Oklahoma County District Judge Bryan Dixon issued a summary judgment in declaring the law unconstitutional March 28. It is likely the state will appeal the ruling.
Mary Spaulding Balch, director of state legislation for the National Right to Life Committee, said the law's foes want the public to believe abortion is like all other procedures. "But ultrasound -- the window to the mother's womb -- puts a bright light on that lie," she told National Right to Life News. "It is a light they desperately want turned off."
GA. LEGISLATURE BANS PAIN-CAPABLE ABORTIONS -- Both houses of the Georgia legislature have approved a ban on abortions at 20 weeks or more into pregnancy based on evidence a baby in the womb experiences pain by that point.
The Georgia Senate and House of Representatives both passed the legislation March 30, and Republican Gov. Nathan Deal is expected to sign it into law.

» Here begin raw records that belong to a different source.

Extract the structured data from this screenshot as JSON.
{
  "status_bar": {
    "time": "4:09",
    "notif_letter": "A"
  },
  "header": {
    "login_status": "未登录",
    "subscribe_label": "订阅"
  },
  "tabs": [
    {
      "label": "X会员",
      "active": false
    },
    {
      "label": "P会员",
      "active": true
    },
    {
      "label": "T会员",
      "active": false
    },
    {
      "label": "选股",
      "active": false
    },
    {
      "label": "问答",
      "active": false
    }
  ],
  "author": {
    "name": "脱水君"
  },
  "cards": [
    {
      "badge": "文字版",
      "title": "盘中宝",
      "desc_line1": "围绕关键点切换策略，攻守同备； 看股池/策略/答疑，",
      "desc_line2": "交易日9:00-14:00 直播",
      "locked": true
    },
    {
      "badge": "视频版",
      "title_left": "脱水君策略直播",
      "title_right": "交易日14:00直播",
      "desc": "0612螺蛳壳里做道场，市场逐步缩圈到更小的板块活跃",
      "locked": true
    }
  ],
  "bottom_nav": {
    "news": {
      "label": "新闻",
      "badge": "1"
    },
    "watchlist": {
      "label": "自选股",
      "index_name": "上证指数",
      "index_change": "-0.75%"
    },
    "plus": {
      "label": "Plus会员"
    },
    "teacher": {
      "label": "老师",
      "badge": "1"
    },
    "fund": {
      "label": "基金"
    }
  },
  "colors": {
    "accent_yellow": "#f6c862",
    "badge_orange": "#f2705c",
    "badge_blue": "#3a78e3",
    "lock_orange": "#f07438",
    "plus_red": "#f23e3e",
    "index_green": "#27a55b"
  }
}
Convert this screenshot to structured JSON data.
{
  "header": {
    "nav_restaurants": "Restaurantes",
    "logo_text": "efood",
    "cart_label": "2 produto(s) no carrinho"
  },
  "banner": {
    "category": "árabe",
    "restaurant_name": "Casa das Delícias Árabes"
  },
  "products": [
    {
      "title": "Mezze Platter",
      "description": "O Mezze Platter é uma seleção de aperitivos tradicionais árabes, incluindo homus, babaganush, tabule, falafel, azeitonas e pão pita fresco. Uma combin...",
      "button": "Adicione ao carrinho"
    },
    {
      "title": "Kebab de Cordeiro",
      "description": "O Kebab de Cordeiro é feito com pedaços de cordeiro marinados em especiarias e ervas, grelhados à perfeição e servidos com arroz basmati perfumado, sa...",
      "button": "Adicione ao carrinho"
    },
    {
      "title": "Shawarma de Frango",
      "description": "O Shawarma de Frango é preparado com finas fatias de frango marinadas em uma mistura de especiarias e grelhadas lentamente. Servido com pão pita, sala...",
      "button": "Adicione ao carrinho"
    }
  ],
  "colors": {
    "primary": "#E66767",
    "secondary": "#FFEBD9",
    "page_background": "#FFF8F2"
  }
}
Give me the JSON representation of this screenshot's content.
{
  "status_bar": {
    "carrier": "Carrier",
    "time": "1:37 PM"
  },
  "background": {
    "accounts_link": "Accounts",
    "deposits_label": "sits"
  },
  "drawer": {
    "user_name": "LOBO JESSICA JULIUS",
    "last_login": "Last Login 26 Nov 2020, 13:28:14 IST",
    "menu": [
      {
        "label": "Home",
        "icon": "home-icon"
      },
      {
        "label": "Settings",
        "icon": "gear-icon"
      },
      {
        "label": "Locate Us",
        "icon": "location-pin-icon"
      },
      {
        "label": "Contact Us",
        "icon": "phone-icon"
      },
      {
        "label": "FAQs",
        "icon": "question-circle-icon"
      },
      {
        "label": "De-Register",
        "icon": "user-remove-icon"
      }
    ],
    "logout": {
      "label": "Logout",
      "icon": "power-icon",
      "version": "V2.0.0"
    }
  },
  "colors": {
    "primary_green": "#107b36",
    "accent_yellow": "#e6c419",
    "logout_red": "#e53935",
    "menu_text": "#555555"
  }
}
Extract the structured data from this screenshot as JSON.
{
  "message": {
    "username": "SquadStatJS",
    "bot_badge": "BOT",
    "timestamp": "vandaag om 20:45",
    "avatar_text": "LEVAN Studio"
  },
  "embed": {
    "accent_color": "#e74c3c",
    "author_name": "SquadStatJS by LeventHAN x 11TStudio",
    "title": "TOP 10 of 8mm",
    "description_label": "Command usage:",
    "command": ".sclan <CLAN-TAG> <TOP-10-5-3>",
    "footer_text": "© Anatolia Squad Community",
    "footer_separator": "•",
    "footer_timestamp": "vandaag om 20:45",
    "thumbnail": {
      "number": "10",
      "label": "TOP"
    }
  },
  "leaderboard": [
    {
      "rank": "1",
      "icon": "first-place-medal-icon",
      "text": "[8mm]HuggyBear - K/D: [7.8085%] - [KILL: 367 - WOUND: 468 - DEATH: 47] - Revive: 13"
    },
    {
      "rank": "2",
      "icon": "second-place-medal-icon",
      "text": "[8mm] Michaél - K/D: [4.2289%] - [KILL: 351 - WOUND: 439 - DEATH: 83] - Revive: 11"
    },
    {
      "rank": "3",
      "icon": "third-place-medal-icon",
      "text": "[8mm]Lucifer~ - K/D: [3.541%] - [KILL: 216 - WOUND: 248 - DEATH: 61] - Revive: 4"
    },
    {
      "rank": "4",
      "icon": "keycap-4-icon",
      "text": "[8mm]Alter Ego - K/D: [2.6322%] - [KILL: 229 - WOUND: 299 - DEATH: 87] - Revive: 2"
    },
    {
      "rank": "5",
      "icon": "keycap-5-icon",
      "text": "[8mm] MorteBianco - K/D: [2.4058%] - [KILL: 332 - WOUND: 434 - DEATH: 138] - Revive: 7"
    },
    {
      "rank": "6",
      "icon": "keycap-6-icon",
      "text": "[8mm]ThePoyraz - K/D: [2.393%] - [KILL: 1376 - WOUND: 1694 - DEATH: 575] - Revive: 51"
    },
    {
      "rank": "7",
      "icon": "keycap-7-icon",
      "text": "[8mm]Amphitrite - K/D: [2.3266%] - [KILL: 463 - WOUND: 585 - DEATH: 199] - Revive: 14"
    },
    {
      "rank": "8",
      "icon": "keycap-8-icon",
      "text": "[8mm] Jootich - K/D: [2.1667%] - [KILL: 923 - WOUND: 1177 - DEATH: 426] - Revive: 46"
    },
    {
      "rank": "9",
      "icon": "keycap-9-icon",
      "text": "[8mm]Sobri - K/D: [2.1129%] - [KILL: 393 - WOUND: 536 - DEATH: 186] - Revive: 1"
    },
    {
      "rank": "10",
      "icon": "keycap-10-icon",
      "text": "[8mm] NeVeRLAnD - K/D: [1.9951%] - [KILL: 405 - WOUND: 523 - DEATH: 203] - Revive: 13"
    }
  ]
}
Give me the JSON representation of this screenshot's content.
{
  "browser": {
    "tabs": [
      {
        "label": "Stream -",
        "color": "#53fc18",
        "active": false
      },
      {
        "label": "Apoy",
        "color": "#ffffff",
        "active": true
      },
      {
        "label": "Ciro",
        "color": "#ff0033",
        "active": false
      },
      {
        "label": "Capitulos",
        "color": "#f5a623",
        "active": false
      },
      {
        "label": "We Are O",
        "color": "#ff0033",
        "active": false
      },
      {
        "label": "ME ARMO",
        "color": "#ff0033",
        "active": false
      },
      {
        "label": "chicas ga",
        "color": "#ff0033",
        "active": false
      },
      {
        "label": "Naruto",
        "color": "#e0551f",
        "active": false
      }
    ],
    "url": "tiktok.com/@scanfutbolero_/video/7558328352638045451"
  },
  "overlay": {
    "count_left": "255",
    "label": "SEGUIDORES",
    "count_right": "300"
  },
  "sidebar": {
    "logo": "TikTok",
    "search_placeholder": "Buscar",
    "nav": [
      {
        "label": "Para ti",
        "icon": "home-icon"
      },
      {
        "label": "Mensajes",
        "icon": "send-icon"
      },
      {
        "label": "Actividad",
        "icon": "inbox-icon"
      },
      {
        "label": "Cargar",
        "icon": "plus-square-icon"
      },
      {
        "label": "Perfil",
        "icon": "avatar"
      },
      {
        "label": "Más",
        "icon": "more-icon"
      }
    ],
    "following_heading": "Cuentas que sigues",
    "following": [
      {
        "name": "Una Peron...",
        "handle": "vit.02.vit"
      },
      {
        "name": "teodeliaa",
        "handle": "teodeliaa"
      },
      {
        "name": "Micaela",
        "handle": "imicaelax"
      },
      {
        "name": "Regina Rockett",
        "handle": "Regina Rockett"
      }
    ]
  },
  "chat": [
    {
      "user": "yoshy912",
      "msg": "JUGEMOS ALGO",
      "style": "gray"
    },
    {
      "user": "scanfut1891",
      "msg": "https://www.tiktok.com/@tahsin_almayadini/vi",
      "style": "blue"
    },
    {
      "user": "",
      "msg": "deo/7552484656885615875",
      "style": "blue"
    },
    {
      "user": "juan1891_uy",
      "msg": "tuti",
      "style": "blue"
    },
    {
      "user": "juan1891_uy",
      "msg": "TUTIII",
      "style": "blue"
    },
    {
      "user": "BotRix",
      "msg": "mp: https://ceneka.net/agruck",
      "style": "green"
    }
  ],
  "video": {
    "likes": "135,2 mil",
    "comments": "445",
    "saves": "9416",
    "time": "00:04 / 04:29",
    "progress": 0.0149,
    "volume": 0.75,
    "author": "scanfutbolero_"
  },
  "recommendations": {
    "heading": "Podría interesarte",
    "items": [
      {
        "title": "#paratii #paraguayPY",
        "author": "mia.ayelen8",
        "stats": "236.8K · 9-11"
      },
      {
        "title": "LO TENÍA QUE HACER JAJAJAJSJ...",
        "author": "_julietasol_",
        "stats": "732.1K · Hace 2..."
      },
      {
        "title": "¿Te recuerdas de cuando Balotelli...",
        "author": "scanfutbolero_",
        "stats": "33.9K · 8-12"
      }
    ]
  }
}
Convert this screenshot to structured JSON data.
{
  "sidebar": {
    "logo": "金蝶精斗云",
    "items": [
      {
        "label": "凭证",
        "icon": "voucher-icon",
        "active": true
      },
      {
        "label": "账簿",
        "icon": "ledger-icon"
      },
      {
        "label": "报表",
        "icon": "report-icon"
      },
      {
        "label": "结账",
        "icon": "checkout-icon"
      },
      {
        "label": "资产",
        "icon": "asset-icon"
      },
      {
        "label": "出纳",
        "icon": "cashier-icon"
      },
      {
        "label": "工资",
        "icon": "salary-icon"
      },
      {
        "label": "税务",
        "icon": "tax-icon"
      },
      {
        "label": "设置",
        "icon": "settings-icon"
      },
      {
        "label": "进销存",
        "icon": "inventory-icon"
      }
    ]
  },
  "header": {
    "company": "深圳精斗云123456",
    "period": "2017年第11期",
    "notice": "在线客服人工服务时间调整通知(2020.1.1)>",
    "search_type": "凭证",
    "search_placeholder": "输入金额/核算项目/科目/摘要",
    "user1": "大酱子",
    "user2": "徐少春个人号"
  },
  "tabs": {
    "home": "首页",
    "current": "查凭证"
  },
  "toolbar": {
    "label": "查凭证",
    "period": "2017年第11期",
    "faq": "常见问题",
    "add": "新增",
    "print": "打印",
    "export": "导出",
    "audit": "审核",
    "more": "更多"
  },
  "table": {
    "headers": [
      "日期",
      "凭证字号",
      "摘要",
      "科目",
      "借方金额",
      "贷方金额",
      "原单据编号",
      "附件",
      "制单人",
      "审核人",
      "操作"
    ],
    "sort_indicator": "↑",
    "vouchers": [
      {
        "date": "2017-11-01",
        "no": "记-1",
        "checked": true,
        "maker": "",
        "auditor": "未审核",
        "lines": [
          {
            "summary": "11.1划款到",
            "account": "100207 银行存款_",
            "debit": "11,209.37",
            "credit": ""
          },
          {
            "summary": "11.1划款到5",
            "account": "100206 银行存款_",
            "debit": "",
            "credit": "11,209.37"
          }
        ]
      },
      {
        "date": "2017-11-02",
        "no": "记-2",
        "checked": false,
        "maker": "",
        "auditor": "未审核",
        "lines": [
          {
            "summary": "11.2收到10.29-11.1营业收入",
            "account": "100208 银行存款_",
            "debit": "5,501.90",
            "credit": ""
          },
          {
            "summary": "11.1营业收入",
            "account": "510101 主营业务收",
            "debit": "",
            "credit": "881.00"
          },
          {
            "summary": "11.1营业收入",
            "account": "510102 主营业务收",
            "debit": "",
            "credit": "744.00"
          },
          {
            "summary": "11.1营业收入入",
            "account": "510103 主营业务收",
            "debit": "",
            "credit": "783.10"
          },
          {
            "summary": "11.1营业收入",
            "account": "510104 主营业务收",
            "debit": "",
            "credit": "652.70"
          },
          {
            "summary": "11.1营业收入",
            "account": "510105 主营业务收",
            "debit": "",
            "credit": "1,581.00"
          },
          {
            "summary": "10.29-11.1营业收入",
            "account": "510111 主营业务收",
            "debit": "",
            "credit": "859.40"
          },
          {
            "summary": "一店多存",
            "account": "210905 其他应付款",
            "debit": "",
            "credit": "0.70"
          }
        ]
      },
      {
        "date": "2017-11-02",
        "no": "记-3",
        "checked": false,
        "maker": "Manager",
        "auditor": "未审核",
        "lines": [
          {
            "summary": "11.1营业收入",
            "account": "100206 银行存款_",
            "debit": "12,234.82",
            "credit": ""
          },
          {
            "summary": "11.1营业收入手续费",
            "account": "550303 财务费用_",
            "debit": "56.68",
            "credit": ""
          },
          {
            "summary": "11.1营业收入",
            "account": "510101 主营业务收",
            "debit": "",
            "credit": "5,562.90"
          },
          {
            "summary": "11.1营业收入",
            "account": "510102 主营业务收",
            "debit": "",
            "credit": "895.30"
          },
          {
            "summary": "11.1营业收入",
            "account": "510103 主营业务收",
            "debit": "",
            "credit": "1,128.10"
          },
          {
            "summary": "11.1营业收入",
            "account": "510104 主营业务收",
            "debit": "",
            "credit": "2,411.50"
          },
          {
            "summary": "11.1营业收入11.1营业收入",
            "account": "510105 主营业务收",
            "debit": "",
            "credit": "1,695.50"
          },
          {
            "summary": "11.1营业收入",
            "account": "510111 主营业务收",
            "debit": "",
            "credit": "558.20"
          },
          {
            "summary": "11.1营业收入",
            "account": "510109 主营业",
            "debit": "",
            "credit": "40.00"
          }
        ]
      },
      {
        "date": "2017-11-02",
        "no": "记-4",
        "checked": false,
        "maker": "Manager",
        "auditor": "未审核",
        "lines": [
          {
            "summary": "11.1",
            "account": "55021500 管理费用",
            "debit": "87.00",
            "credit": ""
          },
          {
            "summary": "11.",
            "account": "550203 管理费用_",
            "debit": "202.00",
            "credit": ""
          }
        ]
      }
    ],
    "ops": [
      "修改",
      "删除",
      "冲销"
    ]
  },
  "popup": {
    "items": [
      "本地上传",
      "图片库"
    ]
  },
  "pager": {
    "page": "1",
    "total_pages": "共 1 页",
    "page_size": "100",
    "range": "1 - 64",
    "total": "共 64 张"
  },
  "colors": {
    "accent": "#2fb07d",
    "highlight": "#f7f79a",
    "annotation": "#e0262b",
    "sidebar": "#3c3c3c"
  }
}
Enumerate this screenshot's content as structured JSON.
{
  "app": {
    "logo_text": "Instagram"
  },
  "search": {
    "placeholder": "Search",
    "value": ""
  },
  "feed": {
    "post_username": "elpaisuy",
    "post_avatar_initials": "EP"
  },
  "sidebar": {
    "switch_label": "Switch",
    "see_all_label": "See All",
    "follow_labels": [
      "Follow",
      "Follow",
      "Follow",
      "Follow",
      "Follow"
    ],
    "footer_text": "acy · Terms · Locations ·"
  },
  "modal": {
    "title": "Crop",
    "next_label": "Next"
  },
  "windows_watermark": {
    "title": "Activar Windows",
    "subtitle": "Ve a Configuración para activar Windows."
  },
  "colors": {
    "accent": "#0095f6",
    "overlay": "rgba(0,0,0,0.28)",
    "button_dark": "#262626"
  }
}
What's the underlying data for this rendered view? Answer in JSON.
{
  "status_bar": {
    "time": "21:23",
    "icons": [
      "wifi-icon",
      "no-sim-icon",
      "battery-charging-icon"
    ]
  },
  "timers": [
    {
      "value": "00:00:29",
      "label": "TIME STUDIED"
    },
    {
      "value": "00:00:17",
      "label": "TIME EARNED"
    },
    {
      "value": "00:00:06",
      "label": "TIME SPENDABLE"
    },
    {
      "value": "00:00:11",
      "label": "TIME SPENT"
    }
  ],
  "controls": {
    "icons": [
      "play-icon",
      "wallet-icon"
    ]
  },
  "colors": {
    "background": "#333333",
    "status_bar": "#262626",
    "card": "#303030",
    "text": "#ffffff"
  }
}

Georgia will become the sixth state to enact a ban on pain-capable abortions, but its version falls short of what pro-life organizations sought. It was amended to include an exception for a "medically futile" pregnancy, giving a doctor the opportunity to abort a child if he decides a baby may have a condition that would cause his death after birth, according to Georgia Right to Life.
"While this bill will save well over 1,000 babies a year, it still is far short of our goal of protecting all human life," Dan Becker, president of Georgia Right to Life, said. "The final outcome was heavily affected by intense pressure from those who resorted to half-truths, misinformation and in some cases outright intimidation.
"The futile pregnancy exception leaves the door open to destroy a whole class of babies a doctor decides may be less than perfect -- that's not who we should be as a society."
In other recent developments in the states:
-- Utah Gov. Gary Herbert signed into law March 20 legislation requiring a woman seeking an abortion to wait 72 hours after receiving information on fetal development and abortion alternatives, United Press International reported.
-- The New Hampshire House voted March 29 for a bill that would prohibit pain-capable abortions after 20 weeks of pregnancy and had previously approved proposals banning partial-birth abortions and establishing a 24-hour waiting period before an abortion, according to the Associated Press.
-- The Arizona Senate also passed a ban on pain-capable abortions after 20 weeks of pregnancy in a 20-10 vote March 28.
Compiled by Baptist Press Washington bureau chief Tom Strode and assistant editor Erin Roach. Get Baptist Press headlines and breaking news on Twitter (@BaptistPress), Facebook (Facebook.com/BaptistPress) and in your email (baptistpress.com/SubscribeBP.asp).Download Story